Sunday, June 5, 2016

The Wonder Trail

Title:  The Wonder Trail: True Stories from Los Angeles to the End of the World
Author:  Steve Hely
Publication Information:  Dutton. 2016. 336 pages.
ISBN:  0525955011 / 978-0525955016

Book Source:  I received this book through the Penguin First to Read program free of cost in exchange for an honest review.

Opening Sentence:  "There were stories like this way before there were books."

Favorite Quote:  "There's no need to make up experiences. Why do that extra work of imagining? If you just go out into the world far enough, you'll find plenty that's crazy and worth putting down."

"Part travel book, part pop history, part comic memoir..." So reads the marketing material for this book. For me unfortunately, it fails to deliver in any of these directions.

Let's take travel. This book documents a journey the author took from "Los Angeles to the end of the world." The end of the world, in this case, is the tip of South America. If you follow the geography, this route leads through beautiful landscapes, world-known landmarks, and vibrant cultures. Unfortunately, having read the book, I don't have a sense of any of it - the places or the people. The aspects of the descriptions that stand out are the repeated anecdotes of drinking and girls, two things I really have no need to hear about. I have no sense of the wonder some of these places might inspire; the travel component of the book lacks substance.
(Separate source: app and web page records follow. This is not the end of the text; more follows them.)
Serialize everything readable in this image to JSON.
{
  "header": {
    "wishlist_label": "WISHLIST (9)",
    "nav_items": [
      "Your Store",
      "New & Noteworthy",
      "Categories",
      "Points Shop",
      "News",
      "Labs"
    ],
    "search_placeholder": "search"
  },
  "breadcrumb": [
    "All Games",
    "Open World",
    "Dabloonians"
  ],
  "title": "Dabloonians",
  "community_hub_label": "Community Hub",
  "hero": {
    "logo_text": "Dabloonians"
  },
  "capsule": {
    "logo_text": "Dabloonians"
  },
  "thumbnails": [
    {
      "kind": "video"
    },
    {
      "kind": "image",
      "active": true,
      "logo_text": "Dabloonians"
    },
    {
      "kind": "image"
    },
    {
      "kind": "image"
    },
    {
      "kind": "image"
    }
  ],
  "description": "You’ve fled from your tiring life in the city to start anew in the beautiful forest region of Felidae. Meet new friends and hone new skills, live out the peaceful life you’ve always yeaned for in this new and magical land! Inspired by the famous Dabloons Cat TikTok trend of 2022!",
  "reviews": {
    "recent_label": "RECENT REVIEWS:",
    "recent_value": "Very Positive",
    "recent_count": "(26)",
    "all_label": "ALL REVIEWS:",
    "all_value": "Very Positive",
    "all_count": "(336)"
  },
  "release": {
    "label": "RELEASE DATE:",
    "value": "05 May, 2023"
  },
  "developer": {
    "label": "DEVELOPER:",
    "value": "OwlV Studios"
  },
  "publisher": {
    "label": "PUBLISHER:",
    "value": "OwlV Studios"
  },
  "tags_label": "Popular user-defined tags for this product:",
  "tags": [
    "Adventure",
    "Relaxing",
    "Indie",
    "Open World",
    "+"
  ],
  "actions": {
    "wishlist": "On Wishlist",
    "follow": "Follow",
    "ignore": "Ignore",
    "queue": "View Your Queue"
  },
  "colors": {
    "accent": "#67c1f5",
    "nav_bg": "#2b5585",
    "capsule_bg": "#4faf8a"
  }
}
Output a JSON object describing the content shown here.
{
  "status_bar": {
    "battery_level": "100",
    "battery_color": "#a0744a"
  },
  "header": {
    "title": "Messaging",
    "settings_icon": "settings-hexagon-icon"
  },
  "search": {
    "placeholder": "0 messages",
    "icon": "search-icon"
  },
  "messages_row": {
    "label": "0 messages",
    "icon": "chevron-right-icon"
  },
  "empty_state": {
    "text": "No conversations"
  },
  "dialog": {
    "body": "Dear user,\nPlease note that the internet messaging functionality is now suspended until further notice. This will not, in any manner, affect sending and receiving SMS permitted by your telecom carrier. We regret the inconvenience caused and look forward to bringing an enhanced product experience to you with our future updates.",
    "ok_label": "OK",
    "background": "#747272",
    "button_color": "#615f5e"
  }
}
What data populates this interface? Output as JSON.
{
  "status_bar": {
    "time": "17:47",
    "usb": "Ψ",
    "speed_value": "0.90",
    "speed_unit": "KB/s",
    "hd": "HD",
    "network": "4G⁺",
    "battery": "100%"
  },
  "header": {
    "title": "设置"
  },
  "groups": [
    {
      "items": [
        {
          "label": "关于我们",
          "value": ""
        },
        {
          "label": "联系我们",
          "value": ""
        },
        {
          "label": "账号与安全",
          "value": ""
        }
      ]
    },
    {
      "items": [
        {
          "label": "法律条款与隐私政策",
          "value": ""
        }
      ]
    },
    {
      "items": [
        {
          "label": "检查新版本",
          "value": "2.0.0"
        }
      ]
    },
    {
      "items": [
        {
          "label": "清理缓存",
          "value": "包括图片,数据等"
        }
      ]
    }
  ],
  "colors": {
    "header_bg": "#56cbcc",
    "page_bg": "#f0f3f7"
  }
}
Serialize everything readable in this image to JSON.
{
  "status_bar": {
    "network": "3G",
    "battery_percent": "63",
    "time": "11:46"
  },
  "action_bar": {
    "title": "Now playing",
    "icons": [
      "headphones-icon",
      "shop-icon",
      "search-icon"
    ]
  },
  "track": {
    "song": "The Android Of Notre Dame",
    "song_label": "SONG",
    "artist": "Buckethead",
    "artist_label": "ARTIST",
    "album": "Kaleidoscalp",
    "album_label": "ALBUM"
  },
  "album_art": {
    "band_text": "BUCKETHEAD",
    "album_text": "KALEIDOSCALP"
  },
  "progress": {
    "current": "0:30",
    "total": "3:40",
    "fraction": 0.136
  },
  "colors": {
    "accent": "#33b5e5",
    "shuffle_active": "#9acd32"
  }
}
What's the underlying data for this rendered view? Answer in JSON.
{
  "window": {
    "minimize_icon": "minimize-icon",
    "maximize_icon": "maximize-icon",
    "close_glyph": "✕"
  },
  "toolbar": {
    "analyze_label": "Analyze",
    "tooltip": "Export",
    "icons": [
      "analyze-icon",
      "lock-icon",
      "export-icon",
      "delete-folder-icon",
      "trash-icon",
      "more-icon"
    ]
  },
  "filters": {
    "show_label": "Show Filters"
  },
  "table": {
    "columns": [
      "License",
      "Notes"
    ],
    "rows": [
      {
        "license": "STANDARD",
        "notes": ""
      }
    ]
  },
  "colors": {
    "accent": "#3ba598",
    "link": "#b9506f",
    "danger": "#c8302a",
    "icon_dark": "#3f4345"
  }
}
Let's take history - even pop history. Periodically, amongst the travel, short chapters pick and describe a point of history. The descriptions do not flow with the story but rather seem dropped in. Also, I don't know how accurate the history even is. Towards the beginning of the book, the author makes a claim, "I won't make anything up, though. Everything I put in this book is true. I saw it or heard it or experienced it myself, or else it's something I learned that I looked into and I believe to be true." Yet, the book contradicts that outright. Not everything is true. For example, the book begins with a quote attributed to Ponce de León, but if you read to the end of the book, the author's note points out the quote is fabricated. It "just seems like a good quote the world could use." What?

Let's take comic. Perhaps I am not the target audience for this type of comedy. The prolific use of curse words is not funny to me. Referring to fellow authors as "an obvious baller of a woman" or "a b***ch" is not funny to me. The other, more nebulous feeling I am left with is in the tone of the book. It seems not to be funny as in fun, but seems to poke sarcastically at pretty much everything in its path - history, landmarks, people, and culture. To me, this is not funny; in fact, it borders on disrespectful.

Let's take memoir. The author begins the book by acknowledging the genre of travel memoirs. "Lately, women have been dominating the filed, perhaps because they've realized the emotional journey is more important than the physical one." This book, however, is not about an emotional journey; it is more an extended vacation. The author had the time, went on this trip, and then went home. As an individual journey, the book does not leave me knowing or understanding the author any better than I did at the beginning, other than the facts that he likes to party and that his lifestyle affords the luxury of a trip such as this one.

Clearly, I am not the right reader for this book. I love the idea of a "wonder trail" but unfortunately, this version is not the armchair trip for me.

Please share your thoughts and leave a comment. I would love to "talk" to you.

No comments:

Post a Comment